She went on to talk about a report that said, “a green transition that is carried out too glibly, too quickly and too politically will impact some 450,000 Canadians, and 450,000 Canadians could lose their jobs.”
The president of the Saskatchewan Association of Rural Municipalities said, “In rural Saskatchewan, we are making excellent headway on our own solutions for a greener economy, and we don’t require a federal framework.”
Only Liberals steeped in the tradition of Pierre Trudeau’s generation and his approach to federalism could possibly think that a bill that imposes a federal process on unwilling provinces is somehow a triumph of the federation.
The bill would impose a process to create a federal framework for the imposition of federal policy on three provinces that do not want it. They did not ask for it. They do not like this government. They disagree with this government. Fifty-six out of the 62 members elected to this chamber from these three provinces are not from the government’s party. That is 90% of the MPs from most provinces who are elected here. They were elected in opposition to this government’s agenda.
Is that a triumph of Canadian federalism, the imposition and creation of this framework? That is exactly the kind of imposition on western provinces that is sadly eroding people’s faith in Canadian federalism, just like under Pierre Trudeau when he was prime minister, when he destroyed the Canadian energy industry for a generation in a spectacular abuse of Canadian federalism. No, the bill is not a triumph of Canadian federalism. It would not be a springboard for some abstract, mythical, undefined, so-called green economy. It would not help Canadian workers.
This government has been promising green job retraining for oil and gas workers for years, and it does not exist. This will not help western municipalities. This is a bill that people in western Canada do not want. It is a bill that nobody asked for. It is a bill that would at best do nothing and at worst harm my constituents.
I am aware, following this debate, that this is likely to pass third reading. If it does, I offer the member for Winnipeg South Centre my personal congratulations.

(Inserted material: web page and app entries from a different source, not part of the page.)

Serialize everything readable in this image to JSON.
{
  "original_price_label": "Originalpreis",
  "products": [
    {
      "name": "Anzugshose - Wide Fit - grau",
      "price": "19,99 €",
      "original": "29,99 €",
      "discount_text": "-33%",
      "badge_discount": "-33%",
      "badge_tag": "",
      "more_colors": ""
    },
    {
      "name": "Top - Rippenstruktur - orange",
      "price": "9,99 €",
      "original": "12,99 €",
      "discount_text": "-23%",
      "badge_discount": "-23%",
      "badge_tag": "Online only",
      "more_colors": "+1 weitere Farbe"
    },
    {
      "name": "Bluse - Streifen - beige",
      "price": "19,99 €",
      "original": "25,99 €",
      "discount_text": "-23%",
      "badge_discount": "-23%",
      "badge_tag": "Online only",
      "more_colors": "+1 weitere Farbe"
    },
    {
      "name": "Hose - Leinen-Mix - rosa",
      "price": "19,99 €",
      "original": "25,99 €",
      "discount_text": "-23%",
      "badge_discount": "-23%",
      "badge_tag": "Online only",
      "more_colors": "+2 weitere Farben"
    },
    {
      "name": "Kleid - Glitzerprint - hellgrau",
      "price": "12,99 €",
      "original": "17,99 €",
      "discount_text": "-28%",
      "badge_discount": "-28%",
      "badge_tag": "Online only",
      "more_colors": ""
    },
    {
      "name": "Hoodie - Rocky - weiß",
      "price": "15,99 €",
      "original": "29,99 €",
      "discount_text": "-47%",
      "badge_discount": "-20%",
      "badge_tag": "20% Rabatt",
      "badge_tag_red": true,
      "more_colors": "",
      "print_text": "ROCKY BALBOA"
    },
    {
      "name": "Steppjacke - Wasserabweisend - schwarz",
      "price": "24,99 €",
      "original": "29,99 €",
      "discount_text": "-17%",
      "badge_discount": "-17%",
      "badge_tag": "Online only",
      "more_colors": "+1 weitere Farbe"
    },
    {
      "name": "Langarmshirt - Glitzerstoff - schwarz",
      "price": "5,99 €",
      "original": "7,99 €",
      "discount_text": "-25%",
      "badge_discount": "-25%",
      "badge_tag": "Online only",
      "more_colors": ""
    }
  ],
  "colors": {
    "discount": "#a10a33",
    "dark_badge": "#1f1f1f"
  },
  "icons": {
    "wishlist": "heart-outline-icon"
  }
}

The passage of a private member’s bill is no small thing. To him, I wish the very best, but I do not support the bill and I will oppose it.